Records from a data source
*** Begin section ***

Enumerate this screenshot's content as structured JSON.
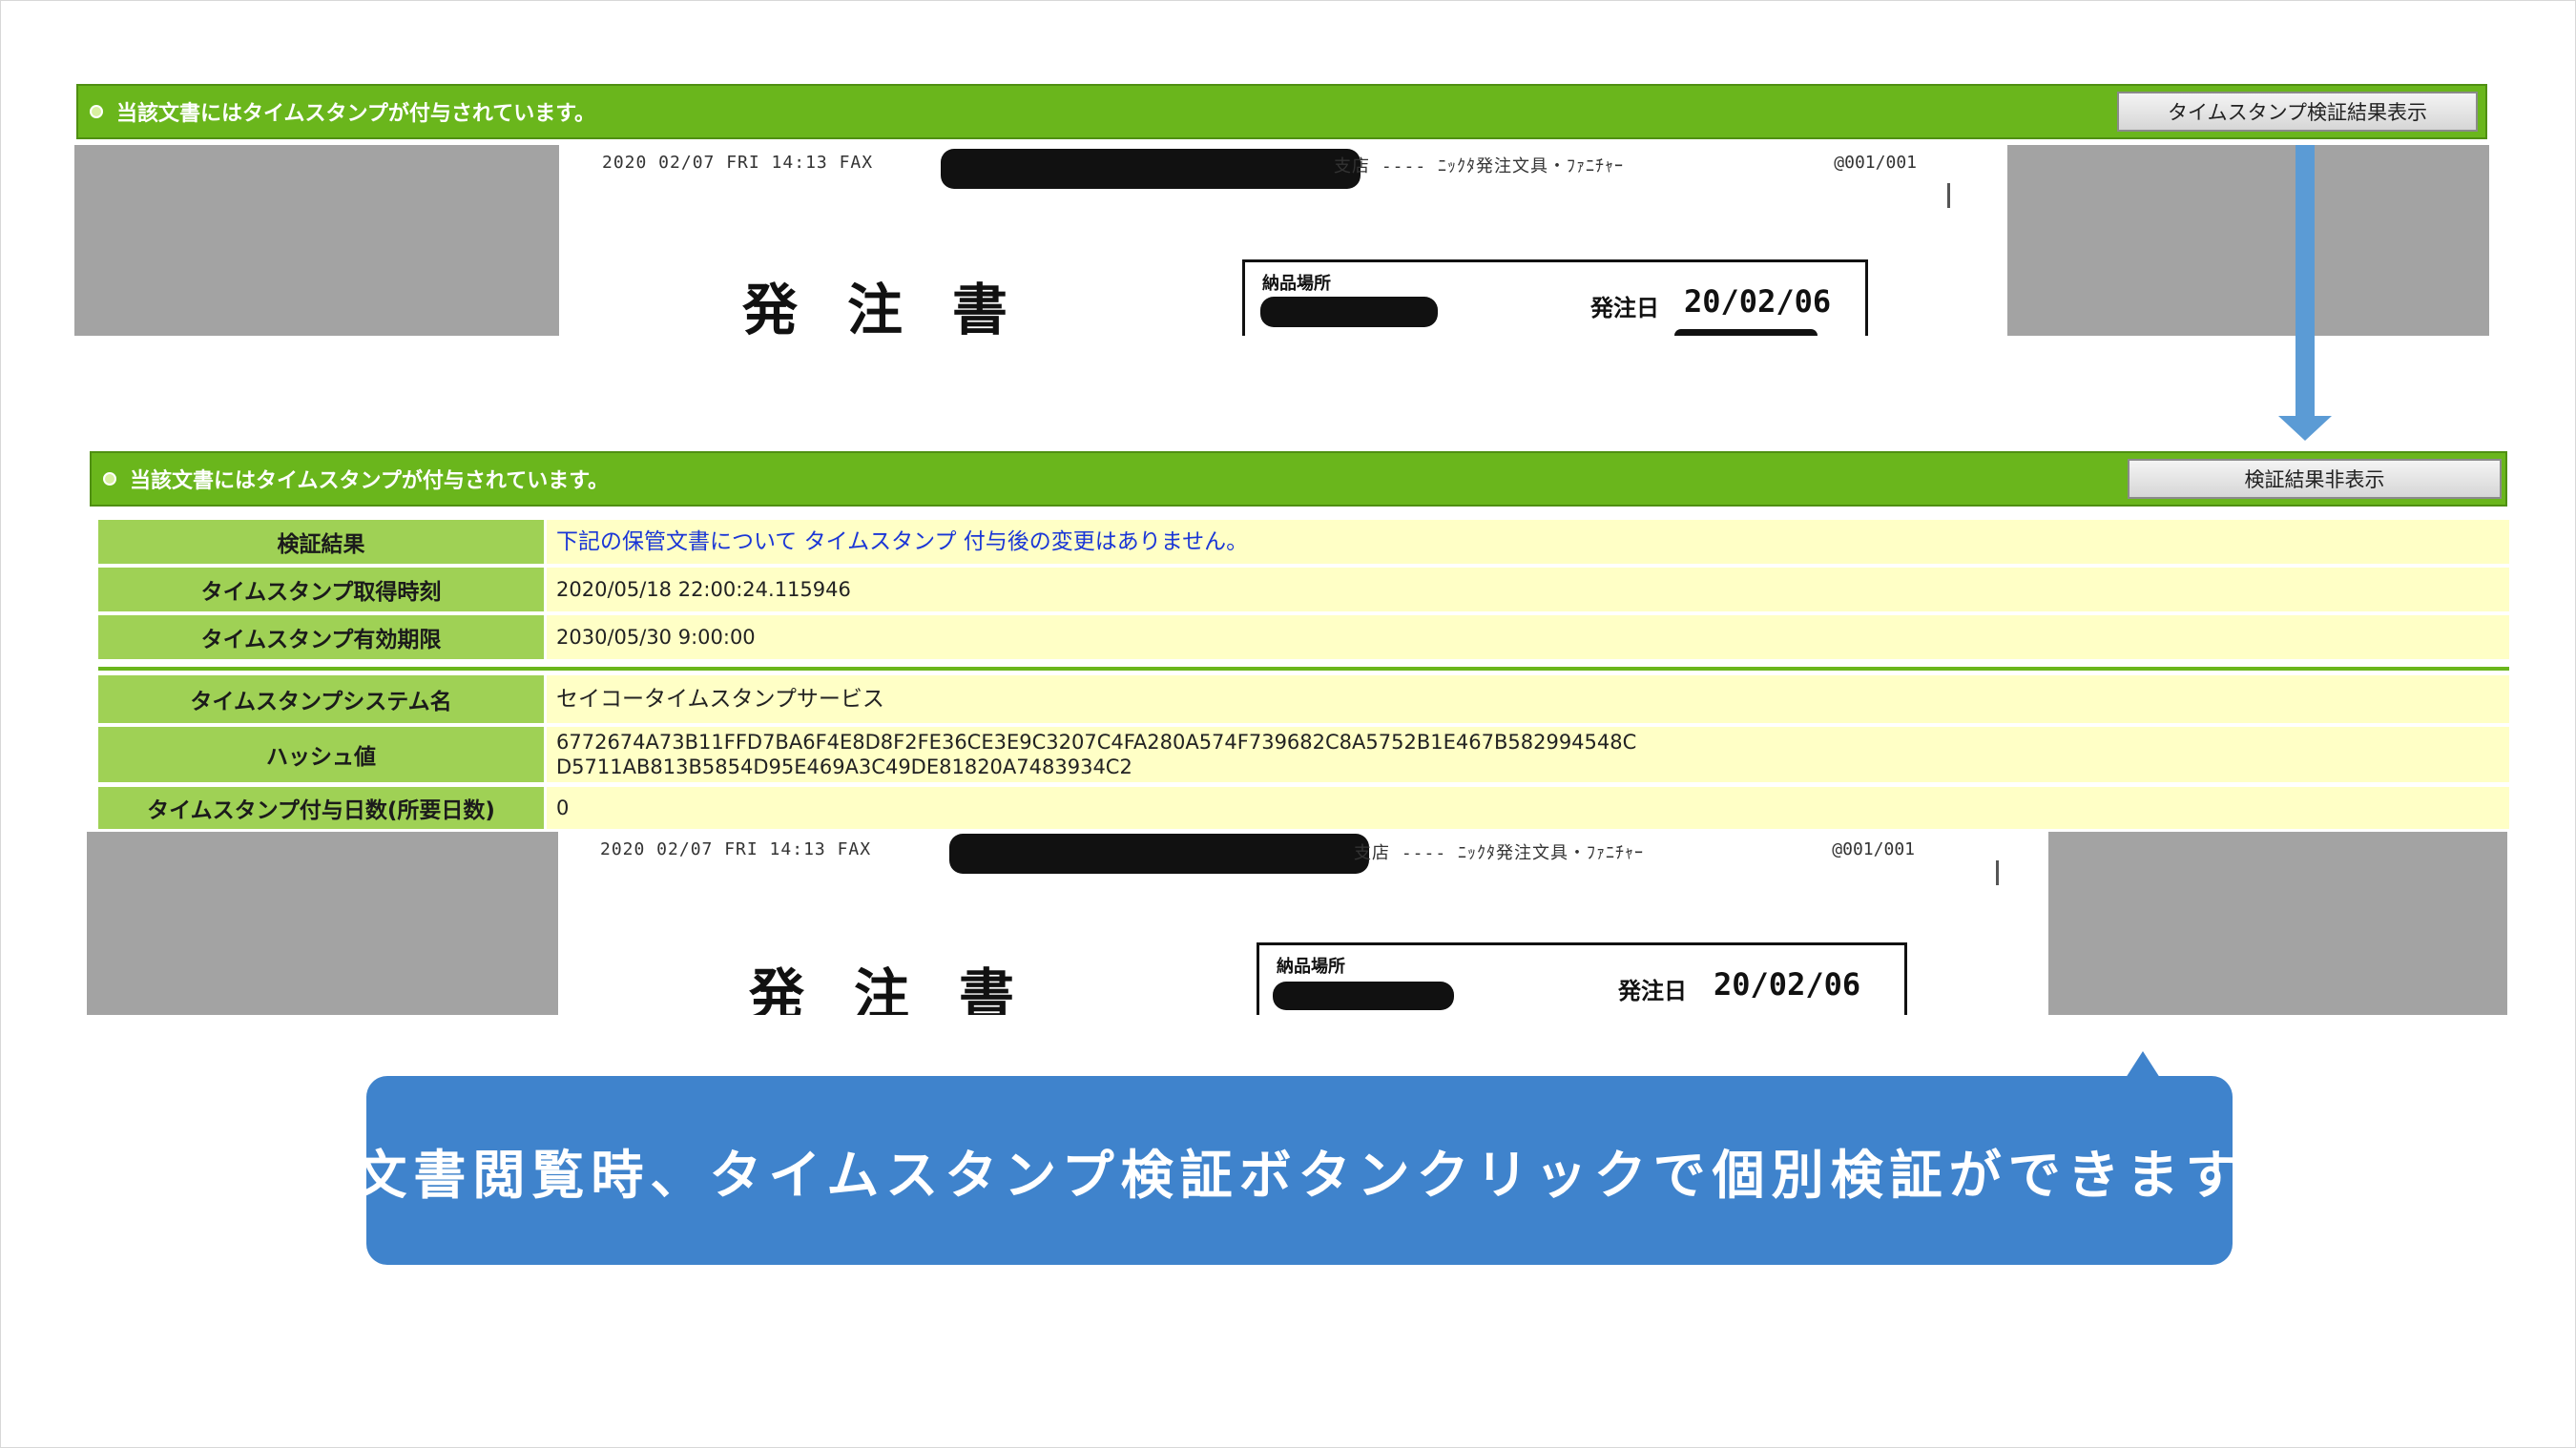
{
  "top_panel": {
    "status_text": "当該文書にはタイムスタンプが付与されています。",
    "verify_button_label": "タイムスタンプ検証結果表示"
  },
  "bottom_panel": {
    "status_text": "当該文書にはタイムスタンプが付与されています。",
    "hide_button_label": "検証結果非表示",
    "rows": [
      {
        "label": "検証結果",
        "value": "下記の保管文書について タイムスタンプ 付与後の変更はありません。"
      },
      {
        "label": "タイムスタンプ取得時刻",
        "value": "2020/05/18 22:00:24.115946"
      },
      {
        "label": "タイムスタンプ有効期限",
        "value": "2030/05/30 9:00:00"
      },
      {
        "label": "タイムスタンプシステム名",
        "value": "セイコータイムスタンプサービス"
      },
      {
        "label": "ハッシュ値",
        "value_line1": "6772674A73B11FFD7BA6F4E8D8F2FE36CE3E9C3207C4FA280A574F739682C8A5752B1E467B582994548C",
        "value_line2": "D5711AB813B5854D95E469A3C49DE81820A7483934C2"
      },
      {
        "label": "タイムスタンプ付与日数(所要日数)",
        "value": "0"
      }
    ]
  },
  "document": {
    "fax_header": "2020 02/07 FRI 14:13  FAX",
    "fax_mid": "支店  ----  ﾆｯｸﾀ発注文具・ﾌｧﾆﾁｬｰ",
    "fax_page": "@001/001",
    "title": "発注書",
    "box_label": "納品場所",
    "order_date_label": "発注日",
    "order_date": "20/02/06"
  },
  "callout": {
    "text": "文書閲覧時、タイムスタンプ検証ボタンクリックで個別検証ができます"
  },
  "colors": {
    "bar_green": "#6ab61c",
    "label_green": "#9fd155",
    "value_yellow": "#ffffc6",
    "arrow_blue": "#5b9bd5",
    "callout_blue": "#3f83cc"
  }
}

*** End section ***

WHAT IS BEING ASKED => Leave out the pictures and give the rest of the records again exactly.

RESPONSE BELOW =>
Enumerate this screenshot's content as structured JSON.
{
  "top_panel": {
    "status_text": "当該文書にはタイムスタンプが付与されています。",
    "verify_button_label": "タイムスタンプ検証結果表示"
  },
  "bottom_panel": {
    "status_text": "当該文書にはタイムスタンプが付与されています。",
    "hide_button_label": "検証結果非表示",
    "rows": [
      {
        "label": "検証結果",
        "value": "下記の保管文書について タイムスタンプ 付与後の変更はありません。"
      },
      {
        "label": "タイムスタンプ取得時刻",
        "value": "2020/05/18 22:00:24.115946"
      },
      {
        "label": "タイムスタンプ有効期限",
        "value": "2030/05/30 9:00:00"
      },
      {
        "label": "タイムスタンプシステム名",
        "value": "セイコータイムスタンプサービス"
      },
      {
        "label": "ハッシュ値",
        "value_line1": "6772674A73B11FFD7BA6F4E8D8F2FE36CE3E9C3207C4FA280A574F739682C8A5752B1E467B582994548C",
        "value_line2": "D5711AB813B5854D95E469A3C49DE81820A7483934C2"
      },
      {
        "label": "タイムスタンプ付与日数(所要日数)",
        "value": "0"
      }
    ]
  },
  "document": {
    "fax_header": "2020 02/07 FRI 14:13  FAX",
    "fax_mid": "支店  ----  ﾆｯｸﾀ発注文具・ﾌｧﾆﾁｬｰ",
    "fax_page": "@001/001",
    "title": "発注書",
    "box_label": "納品場所",
    "order_date_label": "発注日",
    "order_date": "20/02/06"
  },
  "callout": {
    "text": "文書閲覧時、タイムスタンプ検証ボタンクリックで個別検証ができます"
  },
  "colors": {
    "bar_green": "#6ab61c",
    "label_green": "#9fd155",
    "value_yellow": "#ffffc6",
    "arrow_blue": "#5b9bd5",
    "callout_blue": "#3f83cc"
  }
}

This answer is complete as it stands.